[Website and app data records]
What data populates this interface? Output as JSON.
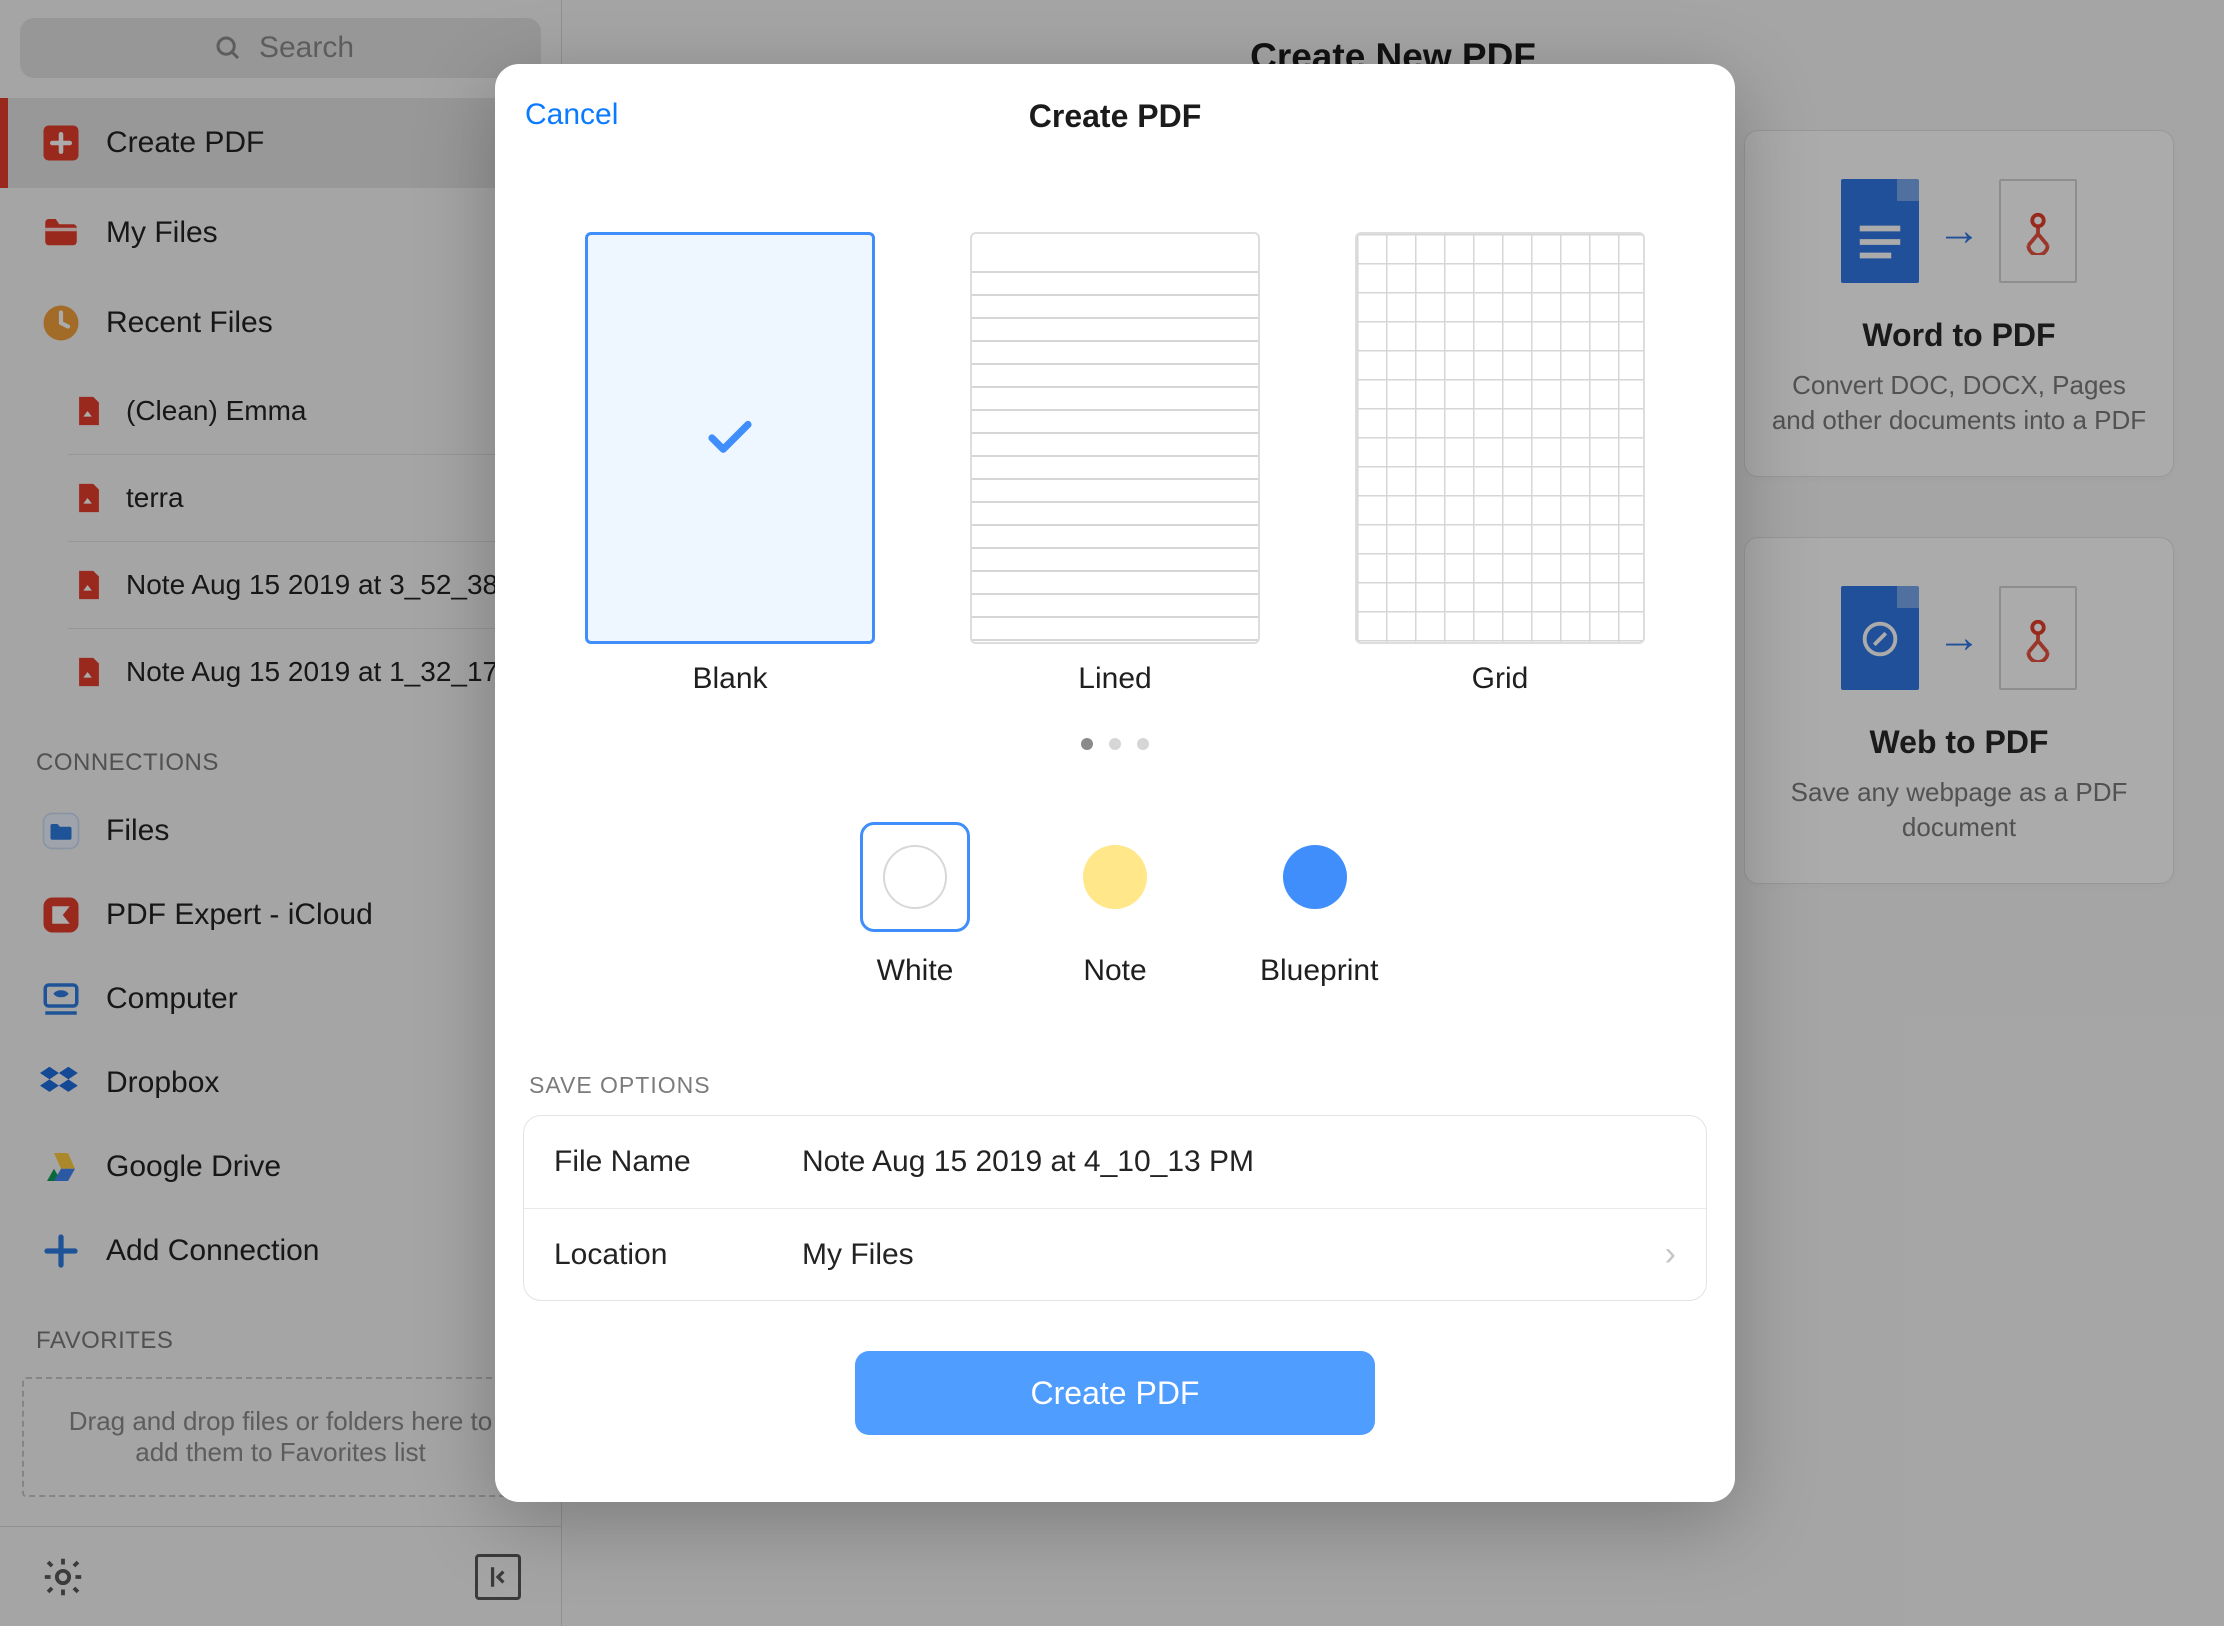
{
  "sidebar": {
    "search_placeholder": "Search",
    "nav": {
      "create_pdf": "Create PDF",
      "my_files": "My Files",
      "recent_files": "Recent Files"
    },
    "recent_items": [
      "(Clean) Emma",
      "terra",
      "Note Aug 15 2019 at 3_52_38",
      "Note Aug 15 2019 at 1_32_17"
    ],
    "connections_label": "CONNECTIONS",
    "connections": [
      "Files",
      "PDF Expert - iCloud",
      "Computer",
      "Dropbox",
      "Google Drive",
      "Add Connection"
    ],
    "favorites_label": "FAVORITES",
    "favorites_drop": "Drag and drop files or folders here to add them to Favorites list"
  },
  "main": {
    "title": "Create New PDF",
    "cards": {
      "word": {
        "title": "Word to PDF",
        "desc": "Convert DOC, DOCX, Pages and other documents into a PDF"
      },
      "web": {
        "title": "Web to PDF",
        "desc": "Save any webpage as a PDF document"
      }
    }
  },
  "modal": {
    "cancel": "Cancel",
    "title": "Create PDF",
    "templates": {
      "blank": "Blank",
      "lined": "Lined",
      "grid": "Grid"
    },
    "swatches": {
      "white": {
        "label": "White",
        "color": "#ffffff",
        "border": "#d8d8d8"
      },
      "note": {
        "label": "Note",
        "color": "#ffe78a"
      },
      "blueprint": {
        "label": "Blueprint",
        "color": "#3f8efc"
      }
    },
    "save_section_label": "SAVE OPTIONS",
    "filename": {
      "key": "File Name",
      "value": "Note Aug 15 2019 at 4_10_13 PM"
    },
    "location": {
      "key": "Location",
      "value": "My Files"
    },
    "create_btn": "Create PDF"
  },
  "colors": {
    "accent": "#0a7aff",
    "red": "#e63e2c",
    "orange": "#f2a03d"
  }
}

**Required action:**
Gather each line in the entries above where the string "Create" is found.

**Worked solution:**
      "create_pdf": "Create PDF",
    "title": "Create New PDF",
    "title": "Create PDF",
    "create_btn": "Create PDF"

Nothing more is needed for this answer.